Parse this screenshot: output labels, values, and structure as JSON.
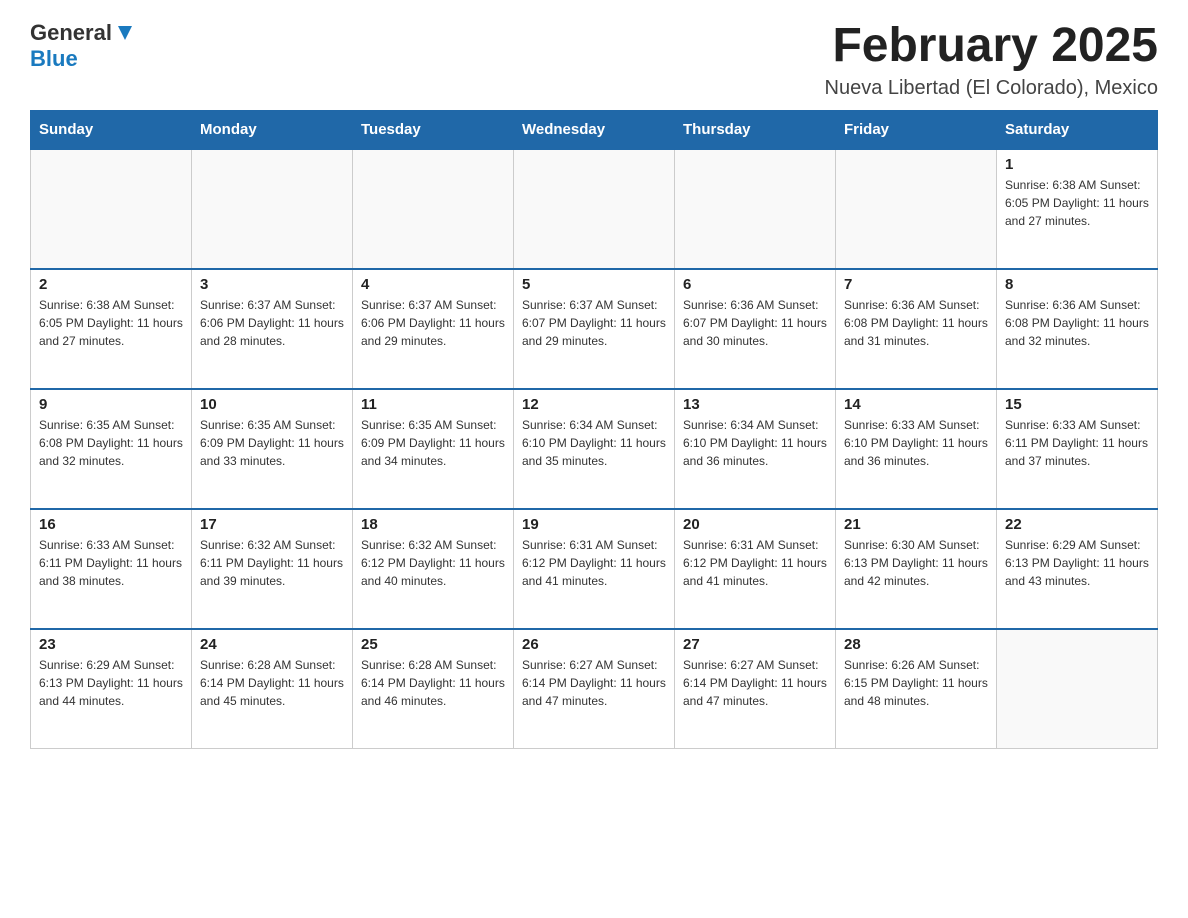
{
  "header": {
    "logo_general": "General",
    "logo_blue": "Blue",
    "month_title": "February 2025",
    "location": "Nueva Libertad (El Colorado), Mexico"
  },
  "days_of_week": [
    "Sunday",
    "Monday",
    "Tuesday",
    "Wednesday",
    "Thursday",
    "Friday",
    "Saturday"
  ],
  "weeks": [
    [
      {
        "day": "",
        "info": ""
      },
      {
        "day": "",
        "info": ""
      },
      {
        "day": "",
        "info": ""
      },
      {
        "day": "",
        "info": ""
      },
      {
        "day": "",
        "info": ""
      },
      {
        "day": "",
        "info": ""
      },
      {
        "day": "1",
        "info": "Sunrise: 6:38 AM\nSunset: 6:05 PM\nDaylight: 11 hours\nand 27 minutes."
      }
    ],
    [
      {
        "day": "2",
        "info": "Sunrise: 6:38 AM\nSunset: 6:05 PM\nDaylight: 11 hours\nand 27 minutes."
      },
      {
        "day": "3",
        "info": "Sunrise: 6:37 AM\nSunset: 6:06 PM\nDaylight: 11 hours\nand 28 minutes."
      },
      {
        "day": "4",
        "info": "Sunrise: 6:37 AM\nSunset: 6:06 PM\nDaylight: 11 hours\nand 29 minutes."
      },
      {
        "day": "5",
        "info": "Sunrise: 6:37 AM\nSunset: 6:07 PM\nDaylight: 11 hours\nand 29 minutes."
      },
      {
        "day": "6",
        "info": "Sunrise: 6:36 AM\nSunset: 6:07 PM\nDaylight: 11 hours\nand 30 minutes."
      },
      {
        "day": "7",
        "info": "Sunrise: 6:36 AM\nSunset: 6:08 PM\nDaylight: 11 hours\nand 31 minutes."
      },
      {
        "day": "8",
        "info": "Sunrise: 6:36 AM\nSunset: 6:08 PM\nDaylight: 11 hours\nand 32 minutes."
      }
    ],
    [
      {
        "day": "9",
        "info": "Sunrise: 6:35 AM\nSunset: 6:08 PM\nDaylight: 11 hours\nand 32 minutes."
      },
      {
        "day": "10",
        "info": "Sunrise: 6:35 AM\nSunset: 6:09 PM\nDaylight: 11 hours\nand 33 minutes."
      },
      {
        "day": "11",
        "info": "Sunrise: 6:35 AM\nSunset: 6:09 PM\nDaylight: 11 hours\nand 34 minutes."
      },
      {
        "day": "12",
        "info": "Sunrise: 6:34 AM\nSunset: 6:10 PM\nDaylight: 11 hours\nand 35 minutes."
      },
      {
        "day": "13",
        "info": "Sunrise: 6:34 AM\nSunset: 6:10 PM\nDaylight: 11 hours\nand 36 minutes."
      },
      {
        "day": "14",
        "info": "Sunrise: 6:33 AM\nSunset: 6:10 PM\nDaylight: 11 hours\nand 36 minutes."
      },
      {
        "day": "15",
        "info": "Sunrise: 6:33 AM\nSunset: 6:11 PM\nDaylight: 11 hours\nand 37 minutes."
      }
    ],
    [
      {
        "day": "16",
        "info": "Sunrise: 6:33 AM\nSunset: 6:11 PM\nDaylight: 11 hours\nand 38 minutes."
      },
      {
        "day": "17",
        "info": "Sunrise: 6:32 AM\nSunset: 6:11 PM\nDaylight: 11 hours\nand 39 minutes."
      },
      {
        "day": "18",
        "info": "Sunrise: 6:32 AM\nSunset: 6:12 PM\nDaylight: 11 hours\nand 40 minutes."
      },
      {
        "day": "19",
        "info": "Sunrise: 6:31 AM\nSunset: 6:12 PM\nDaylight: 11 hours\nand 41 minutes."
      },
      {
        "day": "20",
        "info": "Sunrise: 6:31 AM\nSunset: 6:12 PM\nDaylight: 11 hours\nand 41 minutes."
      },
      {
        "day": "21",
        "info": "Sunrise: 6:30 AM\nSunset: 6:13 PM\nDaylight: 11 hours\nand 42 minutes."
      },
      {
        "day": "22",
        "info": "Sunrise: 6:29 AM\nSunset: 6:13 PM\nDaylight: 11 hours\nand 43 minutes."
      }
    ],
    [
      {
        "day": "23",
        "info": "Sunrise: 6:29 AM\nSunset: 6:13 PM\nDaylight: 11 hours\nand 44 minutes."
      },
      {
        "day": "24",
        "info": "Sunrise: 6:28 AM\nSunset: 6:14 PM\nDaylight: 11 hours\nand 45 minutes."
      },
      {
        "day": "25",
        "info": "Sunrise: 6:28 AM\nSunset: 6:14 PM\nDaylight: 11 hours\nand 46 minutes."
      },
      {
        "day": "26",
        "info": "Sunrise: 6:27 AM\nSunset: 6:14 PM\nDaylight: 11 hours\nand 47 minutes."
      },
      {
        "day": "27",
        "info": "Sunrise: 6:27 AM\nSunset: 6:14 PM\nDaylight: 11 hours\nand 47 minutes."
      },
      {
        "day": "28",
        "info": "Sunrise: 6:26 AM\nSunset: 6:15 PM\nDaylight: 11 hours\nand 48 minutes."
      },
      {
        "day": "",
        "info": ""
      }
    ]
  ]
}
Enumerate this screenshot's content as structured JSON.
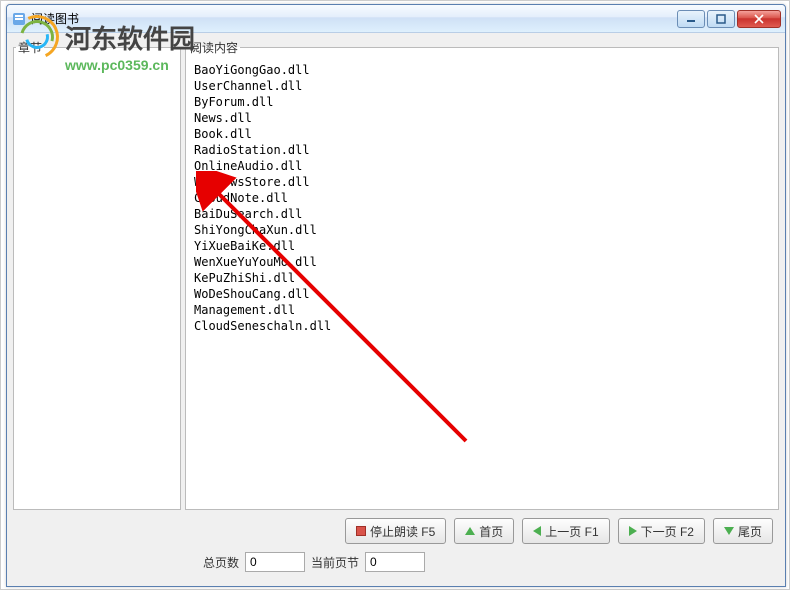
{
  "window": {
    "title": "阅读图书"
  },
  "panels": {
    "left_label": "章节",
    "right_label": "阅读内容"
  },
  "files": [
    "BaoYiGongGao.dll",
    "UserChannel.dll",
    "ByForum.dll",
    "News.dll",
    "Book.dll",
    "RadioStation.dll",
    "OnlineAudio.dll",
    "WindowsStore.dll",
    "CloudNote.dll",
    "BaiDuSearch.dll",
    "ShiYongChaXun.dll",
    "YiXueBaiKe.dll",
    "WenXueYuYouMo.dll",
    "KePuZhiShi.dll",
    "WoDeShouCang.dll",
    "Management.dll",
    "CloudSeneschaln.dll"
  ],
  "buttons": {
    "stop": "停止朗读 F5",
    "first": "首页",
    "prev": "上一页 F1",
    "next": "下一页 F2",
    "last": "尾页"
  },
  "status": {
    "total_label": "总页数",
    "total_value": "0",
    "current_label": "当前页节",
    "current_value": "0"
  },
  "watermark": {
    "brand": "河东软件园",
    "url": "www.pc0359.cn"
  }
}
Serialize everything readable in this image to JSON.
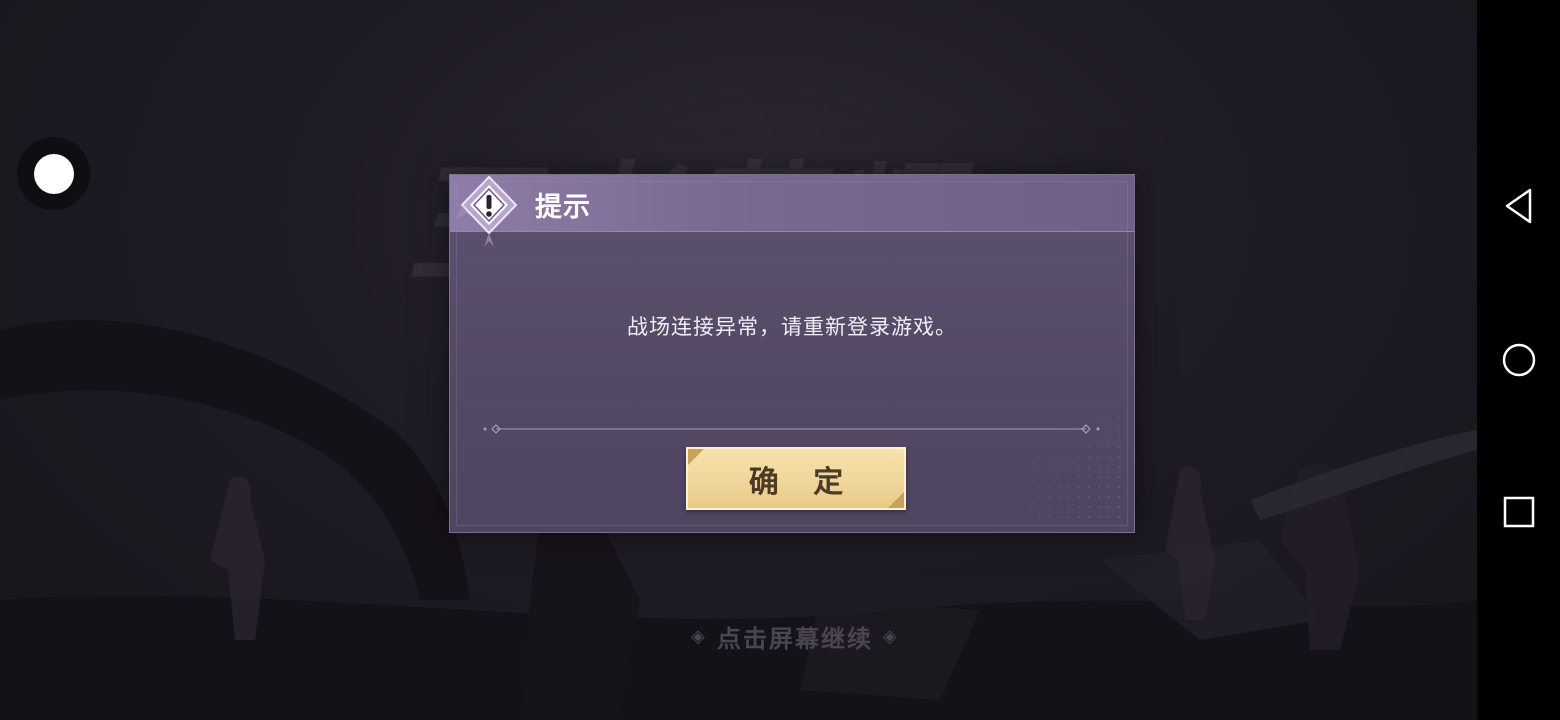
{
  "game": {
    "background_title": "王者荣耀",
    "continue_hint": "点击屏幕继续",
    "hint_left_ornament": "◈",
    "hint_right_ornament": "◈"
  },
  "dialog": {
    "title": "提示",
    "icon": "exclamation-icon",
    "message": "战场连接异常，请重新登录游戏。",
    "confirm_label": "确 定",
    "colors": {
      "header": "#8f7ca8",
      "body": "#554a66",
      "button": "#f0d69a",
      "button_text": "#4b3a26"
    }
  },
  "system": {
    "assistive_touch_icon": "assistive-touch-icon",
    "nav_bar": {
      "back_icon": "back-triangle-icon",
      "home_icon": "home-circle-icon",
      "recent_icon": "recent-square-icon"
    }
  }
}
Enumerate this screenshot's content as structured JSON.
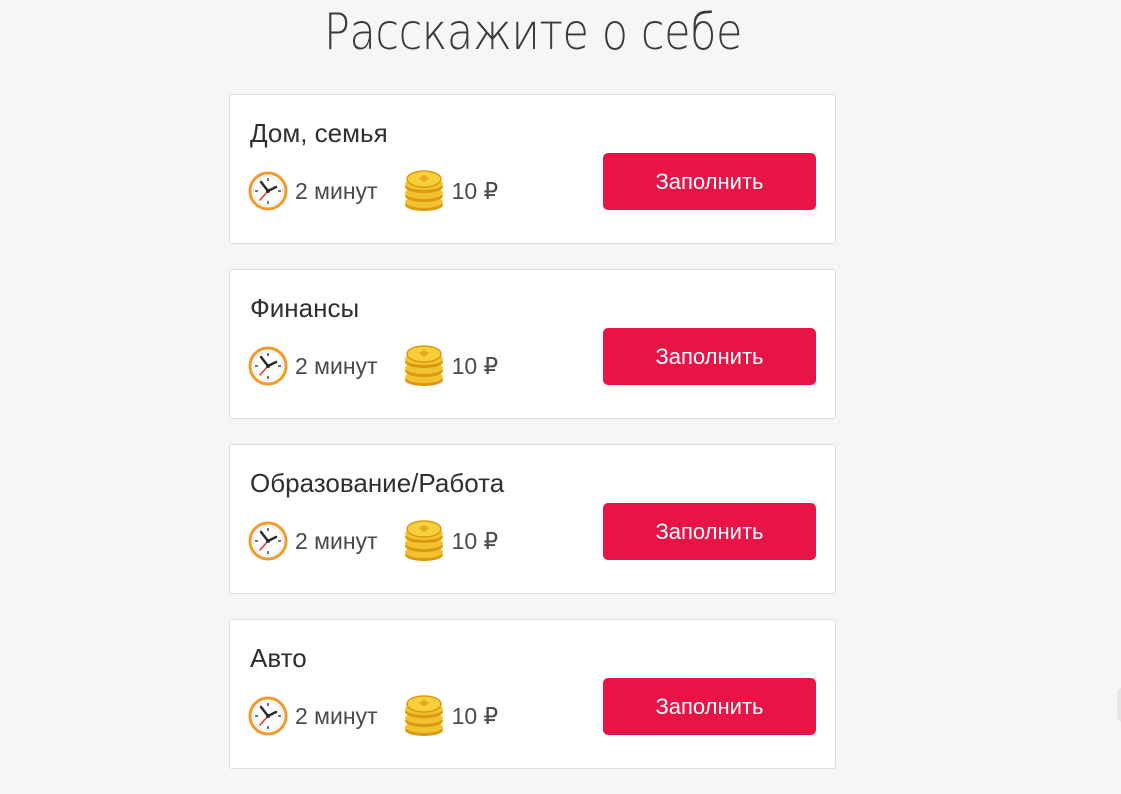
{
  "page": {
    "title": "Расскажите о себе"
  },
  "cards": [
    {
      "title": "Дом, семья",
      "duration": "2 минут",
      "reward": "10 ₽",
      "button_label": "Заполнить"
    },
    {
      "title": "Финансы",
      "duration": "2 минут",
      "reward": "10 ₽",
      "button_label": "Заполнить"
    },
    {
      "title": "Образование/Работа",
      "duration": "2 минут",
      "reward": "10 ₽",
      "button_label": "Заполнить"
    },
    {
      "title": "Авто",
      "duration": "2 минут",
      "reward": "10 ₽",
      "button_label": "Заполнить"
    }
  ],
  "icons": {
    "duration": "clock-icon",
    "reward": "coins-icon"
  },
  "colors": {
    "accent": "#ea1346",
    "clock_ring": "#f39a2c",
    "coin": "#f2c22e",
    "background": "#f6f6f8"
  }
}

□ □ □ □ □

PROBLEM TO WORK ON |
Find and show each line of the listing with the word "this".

ANSWER TO THE PROBLEM |
Parse this screenshot: output labels, values, and structure as JSON.
Enumerate this screenshot's content as structured JSON.
Serialize everything readable in this image to JSON.
Enumerate this screenshot's content as structured JSON.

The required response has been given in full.